● **PROBLEM DETAILS**
Output all the records below, word for word.

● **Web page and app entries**
Segment Open

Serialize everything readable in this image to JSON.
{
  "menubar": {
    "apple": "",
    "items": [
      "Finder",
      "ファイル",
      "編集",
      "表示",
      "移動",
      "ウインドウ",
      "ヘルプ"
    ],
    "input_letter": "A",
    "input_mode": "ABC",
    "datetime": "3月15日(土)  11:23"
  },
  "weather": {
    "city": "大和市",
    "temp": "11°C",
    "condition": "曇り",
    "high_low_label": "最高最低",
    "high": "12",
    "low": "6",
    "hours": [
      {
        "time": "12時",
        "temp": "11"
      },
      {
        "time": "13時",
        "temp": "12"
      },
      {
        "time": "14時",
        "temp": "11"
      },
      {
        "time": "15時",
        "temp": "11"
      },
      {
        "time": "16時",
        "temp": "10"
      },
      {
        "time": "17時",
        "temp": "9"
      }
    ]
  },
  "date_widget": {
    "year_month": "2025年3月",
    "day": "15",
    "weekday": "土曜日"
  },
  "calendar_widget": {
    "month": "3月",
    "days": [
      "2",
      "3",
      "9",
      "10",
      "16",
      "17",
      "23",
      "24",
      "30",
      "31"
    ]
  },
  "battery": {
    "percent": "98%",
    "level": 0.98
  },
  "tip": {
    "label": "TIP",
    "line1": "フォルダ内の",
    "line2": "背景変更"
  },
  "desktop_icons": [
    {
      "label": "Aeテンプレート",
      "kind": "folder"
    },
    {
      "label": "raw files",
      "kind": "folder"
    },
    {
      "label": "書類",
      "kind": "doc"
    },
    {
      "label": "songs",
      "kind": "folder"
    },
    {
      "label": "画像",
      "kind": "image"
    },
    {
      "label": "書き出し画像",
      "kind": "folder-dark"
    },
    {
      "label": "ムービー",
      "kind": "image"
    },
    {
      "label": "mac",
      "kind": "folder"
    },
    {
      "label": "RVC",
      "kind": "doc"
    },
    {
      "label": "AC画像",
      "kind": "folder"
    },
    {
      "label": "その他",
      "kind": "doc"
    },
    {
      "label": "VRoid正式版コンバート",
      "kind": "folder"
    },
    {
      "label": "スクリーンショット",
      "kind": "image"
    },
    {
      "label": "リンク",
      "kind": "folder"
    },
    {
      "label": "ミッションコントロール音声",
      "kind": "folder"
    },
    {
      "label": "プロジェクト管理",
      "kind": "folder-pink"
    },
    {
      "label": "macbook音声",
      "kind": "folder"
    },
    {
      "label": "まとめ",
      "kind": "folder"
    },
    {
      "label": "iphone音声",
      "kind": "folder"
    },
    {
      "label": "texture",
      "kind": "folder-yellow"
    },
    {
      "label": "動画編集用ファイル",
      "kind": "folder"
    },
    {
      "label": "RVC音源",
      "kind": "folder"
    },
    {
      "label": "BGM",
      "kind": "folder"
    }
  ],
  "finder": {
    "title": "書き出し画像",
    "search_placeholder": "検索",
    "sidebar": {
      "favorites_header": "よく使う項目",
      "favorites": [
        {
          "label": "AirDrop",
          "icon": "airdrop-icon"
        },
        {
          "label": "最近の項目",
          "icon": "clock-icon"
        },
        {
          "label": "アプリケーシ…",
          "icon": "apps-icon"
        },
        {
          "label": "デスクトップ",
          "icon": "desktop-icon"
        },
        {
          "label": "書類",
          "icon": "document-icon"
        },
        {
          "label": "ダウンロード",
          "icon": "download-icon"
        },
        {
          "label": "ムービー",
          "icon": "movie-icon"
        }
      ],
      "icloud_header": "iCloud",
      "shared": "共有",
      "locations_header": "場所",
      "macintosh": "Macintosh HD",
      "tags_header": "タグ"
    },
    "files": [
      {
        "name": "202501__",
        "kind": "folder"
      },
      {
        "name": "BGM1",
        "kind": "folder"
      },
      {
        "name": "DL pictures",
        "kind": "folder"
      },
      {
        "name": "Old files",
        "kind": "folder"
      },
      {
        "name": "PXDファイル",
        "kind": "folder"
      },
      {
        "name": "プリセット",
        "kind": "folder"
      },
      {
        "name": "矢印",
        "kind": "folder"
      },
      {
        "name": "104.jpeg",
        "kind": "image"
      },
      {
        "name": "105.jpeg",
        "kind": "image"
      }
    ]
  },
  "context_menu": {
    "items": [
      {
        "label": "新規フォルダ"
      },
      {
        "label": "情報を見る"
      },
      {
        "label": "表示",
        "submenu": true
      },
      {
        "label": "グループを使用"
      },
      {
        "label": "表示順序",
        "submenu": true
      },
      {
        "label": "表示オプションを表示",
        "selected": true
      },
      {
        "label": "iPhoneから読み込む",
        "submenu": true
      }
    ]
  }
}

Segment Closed

● **ANSWER SECTION**
Serialize everything readable in this image to JSON.
{
  "menubar": {
    "apple": "",
    "items": [
      "Finder",
      "ファイル",
      "編集",
      "表示",
      "移動",
      "ウインドウ",
      "ヘルプ"
    ],
    "input_letter": "A",
    "input_mode": "ABC",
    "datetime": "3月15日(土)  11:23"
  },
  "weather": {
    "city": "大和市",
    "temp": "11°C",
    "condition": "曇り",
    "high_low_label": "最高最低",
    "high": "12",
    "low": "6",
    "hours": [
      {
        "time": "12時",
        "temp": "11"
      },
      {
        "time": "13時",
        "temp": "12"
      },
      {
        "time": "14時",
        "temp": "11"
      },
      {
        "time": "15時",
        "temp": "11"
      },
      {
        "time": "16時",
        "temp": "10"
      },
      {
        "time": "17時",
        "temp": "9"
      }
    ]
  },
  "date_widget": {
    "year_month": "2025年3月",
    "day": "15",
    "weekday": "土曜日"
  },
  "calendar_widget": {
    "month": "3月",
    "days": [
      "2",
      "3",
      "9",
      "10",
      "16",
      "17",
      "23",
      "24",
      "30",
      "31"
    ]
  },
  "battery": {
    "percent": "98%",
    "level": 0.98
  },
  "tip": {
    "label": "TIP",
    "line1": "フォルダ内の",
    "line2": "背景変更"
  },
  "desktop_icons": [
    {
      "label": "Aeテンプレート",
      "kind": "folder"
    },
    {
      "label": "raw files",
      "kind": "folder"
    },
    {
      "label": "書類",
      "kind": "doc"
    },
    {
      "label": "songs",
      "kind": "folder"
    },
    {
      "label": "画像",
      "kind": "image"
    },
    {
      "label": "書き出し画像",
      "kind": "folder-dark"
    },
    {
      "label": "ムービー",
      "kind": "image"
    },
    {
      "label": "mac",
      "kind": "folder"
    },
    {
      "label": "RVC",
      "kind": "doc"
    },
    {
      "label": "AC画像",
      "kind": "folder"
    },
    {
      "label": "その他",
      "kind": "doc"
    },
    {
      "label": "VRoid正式版コンバート",
      "kind": "folder"
    },
    {
      "label": "スクリーンショット",
      "kind": "image"
    },
    {
      "label": "リンク",
      "kind": "folder"
    },
    {
      "label": "ミッションコントロール音声",
      "kind": "folder"
    },
    {
      "label": "プロジェクト管理",
      "kind": "folder-pink"
    },
    {
      "label": "macbook音声",
      "kind": "folder"
    },
    {
      "label": "まとめ",
      "kind": "folder"
    },
    {
      "label": "iphone音声",
      "kind": "folder"
    },
    {
      "label": "texture",
      "kind": "folder-yellow"
    },
    {
      "label": "動画編集用ファイル",
      "kind": "folder"
    },
    {
      "label": "RVC音源",
      "kind": "folder"
    },
    {
      "label": "BGM",
      "kind": "folder"
    }
  ],
  "finder": {
    "title": "書き出し画像",
    "search_placeholder": "検索",
    "sidebar": {
      "favorites_header": "よく使う項目",
      "favorites": [
        {
          "label": "AirDrop",
          "icon": "airdrop-icon"
        },
        {
          "label": "最近の項目",
          "icon": "clock-icon"
        },
        {
          "label": "アプリケーシ…",
          "icon": "apps-icon"
        },
        {
          "label": "デスクトップ",
          "icon": "desktop-icon"
        },
        {
          "label": "書類",
          "icon": "document-icon"
        },
        {
          "label": "ダウンロード",
          "icon": "download-icon"
        },
        {
          "label": "ムービー",
          "icon": "movie-icon"
        }
      ],
      "icloud_header": "iCloud",
      "shared": "共有",
      "locations_header": "場所",
      "macintosh": "Macintosh HD",
      "tags_header": "タグ"
    },
    "files": [
      {
        "name": "202501__",
        "kind": "folder"
      },
      {
        "name": "BGM1",
        "kind": "folder"
      },
      {
        "name": "DL pictures",
        "kind": "folder"
      },
      {
        "name": "Old files",
        "kind": "folder"
      },
      {
        "name": "PXDファイル",
        "kind": "folder"
      },
      {
        "name": "プリセット",
        "kind": "folder"
      },
      {
        "name": "矢印",
        "kind": "folder"
      },
      {
        "name": "104.jpeg",
        "kind": "image"
      },
      {
        "name": "105.jpeg",
        "kind": "image"
      }
    ]
  },
  "context_menu": {
    "items": [
      {
        "label": "新規フォルダ"
      },
      {
        "label": "情報を見る"
      },
      {
        "label": "表示",
        "submenu": true
      },
      {
        "label": "グループを使用"
      },
      {
        "label": "表示順序",
        "submenu": true
      },
      {
        "label": "表示オプションを表示",
        "selected": true
      },
      {
        "label": "iPhoneから読み込む",
        "submenu": true
      }
    ]
  }
}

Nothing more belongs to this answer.